It Matters Whether Real Estate Income is Active or Passive
It Matters Whether Real Estate Income Active or Passive
June 8, 2023
Why does it matter?
Whether your activity in rental real estate is active or passive matters for what taxes you pay and what income can be offset with losses.
Passive income is not subject to payroll taxes (Medicare and Social Security) and, therefore, does not count towards your social security retirement benefit. All else equal, not paying into social security makes your future retirement benefit smaller. If you have losses in a passive activity, it can only offset other passive income (subject also to “at risk rules”) and any excess losses are carried forward to future years.

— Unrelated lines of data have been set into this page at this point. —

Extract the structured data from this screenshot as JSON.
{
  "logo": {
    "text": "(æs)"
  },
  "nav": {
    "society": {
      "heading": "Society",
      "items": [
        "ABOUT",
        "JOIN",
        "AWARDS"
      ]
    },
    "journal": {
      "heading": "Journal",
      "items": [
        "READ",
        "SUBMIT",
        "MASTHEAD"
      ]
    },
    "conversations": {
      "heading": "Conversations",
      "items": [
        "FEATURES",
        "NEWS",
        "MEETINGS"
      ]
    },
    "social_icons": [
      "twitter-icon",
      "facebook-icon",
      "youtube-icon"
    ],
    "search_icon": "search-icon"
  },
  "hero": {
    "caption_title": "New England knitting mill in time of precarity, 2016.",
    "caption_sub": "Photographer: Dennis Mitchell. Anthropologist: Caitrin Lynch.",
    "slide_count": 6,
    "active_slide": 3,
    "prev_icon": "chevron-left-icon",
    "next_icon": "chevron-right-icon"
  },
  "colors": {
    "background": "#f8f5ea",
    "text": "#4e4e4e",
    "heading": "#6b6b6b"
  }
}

The opposite is true for active income but still subject to at risk rules.
The IRS allows an exception to the passive loss rules for taxpayers who “actively participate” in rental real estate activities to deduct up to $25,000 in rental real estate losses against their active income if their modified adjusted gross income is below $100,000 married filing jointly (50% deduction when MAGI is below $150,000).
What is Actively Participate?
To actively participate means to make management decisions such as:
- Approving new tenants
- Deciding on rental terms
- Approving expenditures
Active participation is less stringent than “material participation” that is required to make income active.
So, What Counts as Material Participation?
Generally, rental activities are passive activities even if you materially participated in them. However, if you qualify as a “real estate professional,” rental real estate activities in which you materially participated are active activities. .
You qualify as a real estate professional if you meet both of the following requirements:
- More than half of the personal services you performed in all trades or businesses during the tax year were performed in real property trades or businesses in which you materially participated.
- You performed more than 750 hours of services during the tax year in real property trades or businesses in which you materially participated.
You cannot count personal services performed as an employee in a real property trade or business unless you were a 5% (or higher) owner.
What to Take Away?
The Social Security retirement benefit is often an important part of retirement income. It’s important to know what decisions made today impact the future.
Real estate often requires large investments that have the potential to put a property into a loss. It’s important to know what the loss can offset for other income in that year for proper tax planning.
It's worth noting that tax laws and regulations can change over time, so it's essential to consult with a qualified tax professional or accountant who can provide up-to-date information and guidance on the specific tax implications of real estate investments. They can help navigate the complex tax landscape, optimize deductions, and ensure compliance with applicable tax laws, maximizing the tax benefits and minimizing any potential tax liabilities associated with real estate investments.